The announcement was met by fury and outrage among scholars and other people who care about university presses. Led by Stuckey-French, a professor at Florida State and a Missouri author, and Bruce Joshua Miller, a book sales representative out of Chicago, they began circulating an online petition that would eventually collect 5,300 signatures and set up a Facebook page.
A month and a half later, Wolfe announced that, ha ha, he'd just been kidding. The Press would go on. But it would be placed under the control of the Mizzou campus and the current staff would still be laid off. Instead the Press would become a "teaching press," run by English professor Speer Morgan and a team of grad students.
Though Morgan had been the editor of the Missouri Review literary magazine for several years, he had no experience in book publishing. But it was OK! He'd talked to people who ran other presses! Not scholarly presses, it was true, but some of them were subsidized by universities and they all published actual books! There was no need for Clair Willcox, who became the first Press employee to lose his job.
The announcement infuriated Press authors, many of whom had worked with and admired Willcox, and who also feared what the damage to the Press's reputation would do for classroom sales, their main source of revenue. What would the academic community think of a book published by a press run by grad students? And so 56 of them wrote letters to the university demanding the rights back to 133 books.
Several series editors, who worked for the Press on a freelance basis, resigned their positions.

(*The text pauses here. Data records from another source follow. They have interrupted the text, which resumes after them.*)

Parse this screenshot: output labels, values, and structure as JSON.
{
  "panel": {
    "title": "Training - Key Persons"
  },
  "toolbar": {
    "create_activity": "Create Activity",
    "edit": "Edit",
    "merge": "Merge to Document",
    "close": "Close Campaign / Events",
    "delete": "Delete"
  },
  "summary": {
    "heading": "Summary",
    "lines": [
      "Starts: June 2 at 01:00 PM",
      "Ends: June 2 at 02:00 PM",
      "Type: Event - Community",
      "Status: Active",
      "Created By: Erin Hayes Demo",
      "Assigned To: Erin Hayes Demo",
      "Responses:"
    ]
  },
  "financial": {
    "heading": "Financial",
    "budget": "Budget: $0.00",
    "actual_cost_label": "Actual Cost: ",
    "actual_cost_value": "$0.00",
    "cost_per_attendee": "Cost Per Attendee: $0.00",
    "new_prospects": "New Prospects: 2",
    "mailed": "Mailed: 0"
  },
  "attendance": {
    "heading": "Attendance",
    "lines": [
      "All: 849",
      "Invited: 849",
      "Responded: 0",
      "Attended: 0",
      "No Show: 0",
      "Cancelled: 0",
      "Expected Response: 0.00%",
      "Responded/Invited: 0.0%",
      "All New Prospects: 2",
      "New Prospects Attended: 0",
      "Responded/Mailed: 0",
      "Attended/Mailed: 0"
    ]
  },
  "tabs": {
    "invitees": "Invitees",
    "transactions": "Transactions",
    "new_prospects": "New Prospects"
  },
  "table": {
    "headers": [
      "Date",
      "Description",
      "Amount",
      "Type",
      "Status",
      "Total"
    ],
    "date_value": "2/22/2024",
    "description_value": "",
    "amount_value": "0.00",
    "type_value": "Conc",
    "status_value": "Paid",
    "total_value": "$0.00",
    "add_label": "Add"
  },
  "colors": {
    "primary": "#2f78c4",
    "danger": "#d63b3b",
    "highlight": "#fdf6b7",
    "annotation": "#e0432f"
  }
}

There were angry letters to the editor, an on-campus protest and even a shout-out of support by Lucinda Williams during a concert. (Williams' father, Miller Williams, had been director of the University of Arkansas Press.)
By the end of August, the university had backed down, sort of, after the Columbia Tribune published a series of e-mails that showed that Morgan had been talking with administrators about new plans for the Press as early as April, more than a month before Wolfe's announcement that the whole operation would be shutting down. Morgan was shunted off to another role within the university, far from the Press. A new advisory board would be formed. The administration would talk to the angry authors who still wanted their rights back. But Willcox was still out.

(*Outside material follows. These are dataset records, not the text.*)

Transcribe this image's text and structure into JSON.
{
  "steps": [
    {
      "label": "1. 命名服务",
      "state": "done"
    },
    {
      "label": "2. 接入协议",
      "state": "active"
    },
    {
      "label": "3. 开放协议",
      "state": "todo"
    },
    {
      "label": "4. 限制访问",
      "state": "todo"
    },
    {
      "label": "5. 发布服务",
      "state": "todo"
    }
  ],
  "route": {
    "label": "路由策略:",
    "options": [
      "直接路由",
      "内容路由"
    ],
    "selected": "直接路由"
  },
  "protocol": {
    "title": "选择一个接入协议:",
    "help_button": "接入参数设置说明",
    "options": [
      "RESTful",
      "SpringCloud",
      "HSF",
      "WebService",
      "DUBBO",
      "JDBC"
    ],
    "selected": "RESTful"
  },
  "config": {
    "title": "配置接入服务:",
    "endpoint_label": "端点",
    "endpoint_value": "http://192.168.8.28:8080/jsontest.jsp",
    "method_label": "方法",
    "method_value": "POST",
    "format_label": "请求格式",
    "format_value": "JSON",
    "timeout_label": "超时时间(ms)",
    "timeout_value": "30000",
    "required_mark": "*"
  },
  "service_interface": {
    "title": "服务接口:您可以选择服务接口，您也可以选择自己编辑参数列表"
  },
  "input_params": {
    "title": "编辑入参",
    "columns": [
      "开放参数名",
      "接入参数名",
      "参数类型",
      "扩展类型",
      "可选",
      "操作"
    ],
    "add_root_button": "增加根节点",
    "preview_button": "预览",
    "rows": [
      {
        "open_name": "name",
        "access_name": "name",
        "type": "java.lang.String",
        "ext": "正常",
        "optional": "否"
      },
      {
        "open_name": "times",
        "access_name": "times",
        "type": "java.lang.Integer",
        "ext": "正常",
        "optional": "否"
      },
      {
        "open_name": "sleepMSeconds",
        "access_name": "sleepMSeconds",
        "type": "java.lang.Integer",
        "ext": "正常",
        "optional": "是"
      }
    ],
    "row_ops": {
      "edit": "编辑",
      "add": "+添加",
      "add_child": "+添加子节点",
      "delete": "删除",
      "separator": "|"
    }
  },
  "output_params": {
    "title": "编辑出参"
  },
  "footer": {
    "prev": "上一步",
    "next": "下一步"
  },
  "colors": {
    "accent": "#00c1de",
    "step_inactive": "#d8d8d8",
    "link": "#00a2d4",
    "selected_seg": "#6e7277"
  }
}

That was when several authors, including Donald Spivey, author of If You Were Only White: The Life of Leroy "Satchel" Paige, threatened to sue the university unless their rights reverted by October 8. This was also when at least one member of the new 21-person advisory committee, which includes a former longtime press employee and several sympathetic administrators, suggested that reinstating Willcox would be the best way to end the turmoil.

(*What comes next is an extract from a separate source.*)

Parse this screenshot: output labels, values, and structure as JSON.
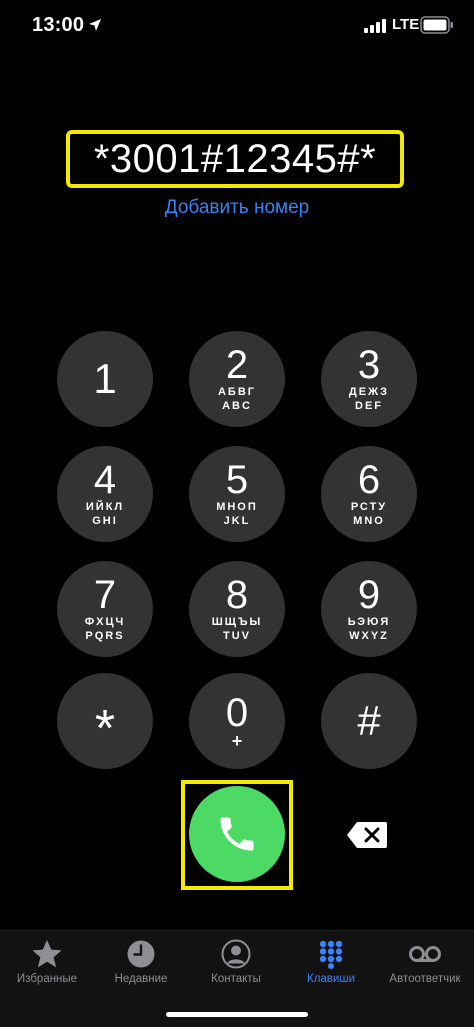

So now, as of this morning, Willcox is back. With an improved title and a raise. (Over the summer, he learned that Morgan had placed an ad for editors, promising to pay $110,000, $50,000 more than Willcox was making.) "I talked to Clair last night," says Stuckey-French. "He felt good."
The problem that started the whole mess, lack of funds, has been partially solved: The subsidy necessary to run the Press will come from both the University of Missouri system and the Mizzou campus.
"Public higher education is under such attack," Stuckey-French muses. "On average, public universities around the country have lost 22 percent of their state funding over the past four years. So they make cuts. It's a mess. But you can't be tossing aside institutions like the Press that are essential to the mission of the university."
Stuckey-French feels that he and the other Press supporters have learned some important lessons as well. He and Miller and some of the other supporters plan to start speaking at conferences that will be attended by both academics and administrators. "There's a need for people in academia and people who work for university presses to talk about what they do," he says. "It's the first line of defense. I'm sure there will be other attempts to close other university presses in the future."